**WHAT YOU NEED TO DO:** With the images removed, reproduce each entry below word for word.

——

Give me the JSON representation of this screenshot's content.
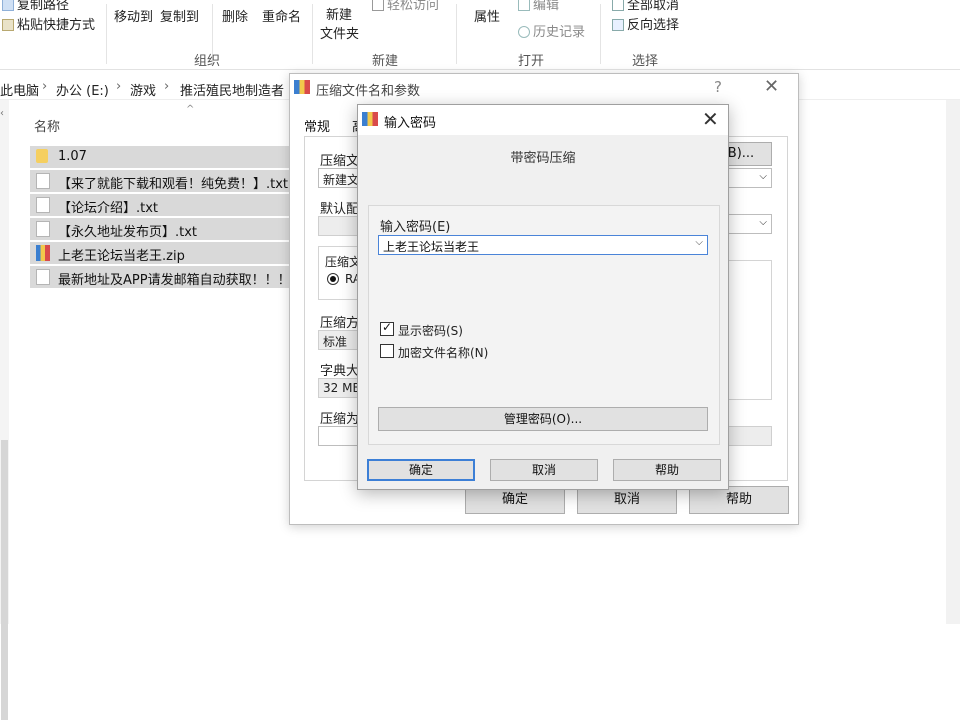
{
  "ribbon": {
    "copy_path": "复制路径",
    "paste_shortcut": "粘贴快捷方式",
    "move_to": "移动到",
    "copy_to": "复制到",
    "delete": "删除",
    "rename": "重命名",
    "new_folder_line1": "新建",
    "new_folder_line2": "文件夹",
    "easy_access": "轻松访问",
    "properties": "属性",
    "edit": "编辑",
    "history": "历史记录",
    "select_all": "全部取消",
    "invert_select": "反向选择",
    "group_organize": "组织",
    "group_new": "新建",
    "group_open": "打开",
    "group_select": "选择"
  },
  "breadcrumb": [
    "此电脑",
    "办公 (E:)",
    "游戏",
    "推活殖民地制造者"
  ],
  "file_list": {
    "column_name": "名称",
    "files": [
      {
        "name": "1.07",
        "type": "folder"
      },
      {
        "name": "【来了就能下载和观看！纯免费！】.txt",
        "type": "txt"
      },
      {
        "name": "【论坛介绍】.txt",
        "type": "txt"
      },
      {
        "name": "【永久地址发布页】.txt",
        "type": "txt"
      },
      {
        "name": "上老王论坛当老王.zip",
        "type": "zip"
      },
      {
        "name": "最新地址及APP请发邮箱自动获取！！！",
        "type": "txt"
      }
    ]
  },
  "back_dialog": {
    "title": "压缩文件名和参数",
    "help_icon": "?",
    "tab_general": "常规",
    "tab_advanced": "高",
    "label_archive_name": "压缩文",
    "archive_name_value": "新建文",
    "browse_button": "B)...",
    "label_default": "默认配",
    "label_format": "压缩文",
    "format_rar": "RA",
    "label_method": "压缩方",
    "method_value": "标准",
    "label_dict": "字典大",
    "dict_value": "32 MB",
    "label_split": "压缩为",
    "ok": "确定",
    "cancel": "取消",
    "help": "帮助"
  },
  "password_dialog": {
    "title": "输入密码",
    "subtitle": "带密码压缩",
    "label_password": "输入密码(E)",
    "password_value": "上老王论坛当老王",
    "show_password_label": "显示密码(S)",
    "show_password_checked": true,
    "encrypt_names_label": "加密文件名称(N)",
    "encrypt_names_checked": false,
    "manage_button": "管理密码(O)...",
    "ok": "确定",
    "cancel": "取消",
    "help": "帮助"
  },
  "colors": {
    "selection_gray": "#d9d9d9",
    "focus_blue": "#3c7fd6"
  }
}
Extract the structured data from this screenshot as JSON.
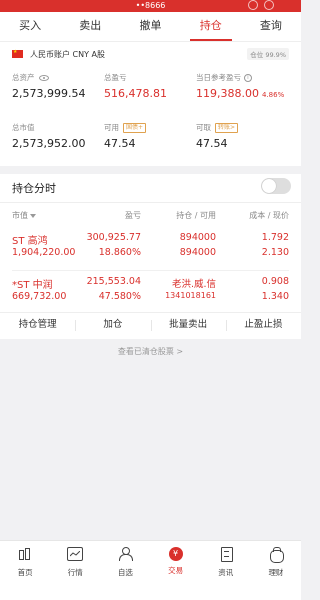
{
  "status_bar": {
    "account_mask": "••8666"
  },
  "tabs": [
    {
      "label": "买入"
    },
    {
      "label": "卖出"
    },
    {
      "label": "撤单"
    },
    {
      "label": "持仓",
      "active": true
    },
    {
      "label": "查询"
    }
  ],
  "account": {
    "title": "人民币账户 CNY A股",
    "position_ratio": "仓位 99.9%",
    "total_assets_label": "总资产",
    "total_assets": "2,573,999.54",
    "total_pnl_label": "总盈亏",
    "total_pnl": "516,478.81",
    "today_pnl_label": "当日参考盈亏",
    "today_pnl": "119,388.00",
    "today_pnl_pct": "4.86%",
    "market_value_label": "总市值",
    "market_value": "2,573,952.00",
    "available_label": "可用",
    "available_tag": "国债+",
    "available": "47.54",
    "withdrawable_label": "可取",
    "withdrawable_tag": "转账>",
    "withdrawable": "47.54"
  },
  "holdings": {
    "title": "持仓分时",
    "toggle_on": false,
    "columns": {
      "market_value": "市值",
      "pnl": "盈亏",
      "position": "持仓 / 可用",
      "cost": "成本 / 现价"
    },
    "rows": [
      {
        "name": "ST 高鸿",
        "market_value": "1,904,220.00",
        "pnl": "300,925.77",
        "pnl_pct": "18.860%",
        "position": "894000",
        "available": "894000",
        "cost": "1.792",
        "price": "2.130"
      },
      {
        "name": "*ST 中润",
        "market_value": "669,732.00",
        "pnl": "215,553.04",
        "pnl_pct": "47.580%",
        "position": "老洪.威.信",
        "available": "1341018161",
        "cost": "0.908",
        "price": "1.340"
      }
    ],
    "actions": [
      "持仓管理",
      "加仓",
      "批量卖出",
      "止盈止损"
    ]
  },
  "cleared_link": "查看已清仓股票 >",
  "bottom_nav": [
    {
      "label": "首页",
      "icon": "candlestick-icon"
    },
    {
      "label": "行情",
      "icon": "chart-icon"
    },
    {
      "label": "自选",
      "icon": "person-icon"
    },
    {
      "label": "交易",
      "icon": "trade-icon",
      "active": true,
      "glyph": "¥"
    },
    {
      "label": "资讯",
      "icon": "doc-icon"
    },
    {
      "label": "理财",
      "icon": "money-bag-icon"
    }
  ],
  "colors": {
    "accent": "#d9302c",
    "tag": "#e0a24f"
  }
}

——

**THE COMPLETED TASK:**
Give me the JSON representation of this screenshot's content.
{
  "ribbon": {
    "copy_path": "复制路径",
    "paste_shortcut": "粘贴快捷方式",
    "move_to": "移动到",
    "copy_to": "复制到",
    "delete": "删除",
    "rename": "重命名",
    "new_folder_line1": "新建",
    "new_folder_line2": "文件夹",
    "easy_access": "轻松访问",
    "properties": "属性",
    "edit": "编辑",
    "history": "历史记录",
    "select_all": "全部取消",
    "invert_select": "反向选择",
    "group_organize": "组织",
    "group_new": "新建",
    "group_open": "打开",
    "group_select": "选择"
  },
  "breadcrumb": [
    "此电脑",
    "办公 (E:)",
    "游戏",
    "推活殖民地制造者"
  ],
  "file_list": {
    "column_name": "名称",
    "files": [
      {
        "name": "1.07",
        "type": "folder"
      },
      {
        "name": "【来了就能下载和观看！纯免费！】.txt",
        "type": "txt"
      },
      {
        "name": "【论坛介绍】.txt",
        "type": "txt"
      },
      {
        "name": "【永久地址发布页】.txt",
        "type": "txt"
      },
      {
        "name": "上老王论坛当老王.zip",
        "type": "zip"
      },
      {
        "name": "最新地址及APP请发邮箱自动获取！！！",
        "type": "txt"
      }
    ]
  },
  "back_dialog": {
    "title": "压缩文件名和参数",
    "help_icon": "?",
    "tab_general": "常规",
    "tab_advanced": "高",
    "label_archive_name": "压缩文",
    "archive_name_value": "新建文",
    "browse_button": "B)...",
    "label_default": "默认配",
    "label_format": "压缩文",
    "format_rar": "RA",
    "label_method": "压缩方",
    "method_value": "标准",
    "label_dict": "字典大",
    "dict_value": "32 MB",
    "label_split": "压缩为",
    "ok": "确定",
    "cancel": "取消",
    "help": "帮助"
  },
  "password_dialog": {
    "title": "输入密码",
    "subtitle": "带密码压缩",
    "label_password": "输入密码(E)",
    "password_value": "上老王论坛当老王",
    "show_password_label": "显示密码(S)",
    "show_password_checked": true,
    "encrypt_names_label": "加密文件名称(N)",
    "encrypt_names_checked": false,
    "manage_button": "管理密码(O)...",
    "ok": "确定",
    "cancel": "取消",
    "help": "帮助"
  },
  "colors": {
    "selection_gray": "#d9d9d9",
    "focus_blue": "#3c7fd6"
  }
}
Extract the structured data from this screenshot as JSON.
{
  "status_bar": {
    "account_mask": "••8666"
  },
  "tabs": [
    {
      "label": "买入"
    },
    {
      "label": "卖出"
    },
    {
      "label": "撤单"
    },
    {
      "label": "持仓",
      "active": true
    },
    {
      "label": "查询"
    }
  ],
  "account": {
    "title": "人民币账户 CNY A股",
    "position_ratio": "仓位 99.9%",
    "total_assets_label": "总资产",
    "total_assets": "2,573,999.54",
    "total_pnl_label": "总盈亏",
    "total_pnl": "516,478.81",
    "today_pnl_label": "当日参考盈亏",
    "today_pnl": "119,388.00",
    "today_pnl_pct": "4.86%",
    "market_value_label": "总市值",
    "market_value": "2,573,952.00",
    "available_label": "可用",
    "available_tag": "国债+",
    "available": "47.54",
    "withdrawable_label": "可取",
    "withdrawable_tag": "转账>",
    "withdrawable": "47.54"
  },
  "holdings": {
    "title": "持仓分时",
    "toggle_on": false,
    "columns": {
      "market_value": "市值",
      "pnl": "盈亏",
      "position": "持仓 / 可用",
      "cost": "成本 / 现价"
    },
    "rows": [
      {
        "name": "ST 高鸿",
        "market_value": "1,904,220.00",
        "pnl": "300,925.77",
        "pnl_pct": "18.860%",
        "position": "894000",
        "available": "894000",
        "cost": "1.792",
        "price": "2.130"
      },
      {
        "name": "*ST 中润",
        "market_value": "669,732.00",
        "pnl": "215,553.04",
        "pnl_pct": "47.580%",
        "position": "老洪.威.信",
        "available": "1341018161",
        "cost": "0.908",
        "price": "1.340"
      }
    ],
    "actions": [
      "持仓管理",
      "加仓",
      "批量卖出",
      "止盈止损"
    ]
  },
  "cleared_link": "查看已清仓股票 >",
  "bottom_nav": [
    {
      "label": "首页",
      "icon": "candlestick-icon"
    },
    {
      "label": "行情",
      "icon": "chart-icon"
    },
    {
      "label": "自选",
      "icon": "person-icon"
    },
    {
      "label": "交易",
      "icon": "trade-icon",
      "active": true,
      "glyph": "¥"
    },
    {
      "label": "资讯",
      "icon": "doc-icon"
    },
    {
      "label": "理财",
      "icon": "money-bag-icon"
    }
  ],
  "colors": {
    "accent": "#d9302c",
    "tag": "#e0a24f"
  }
}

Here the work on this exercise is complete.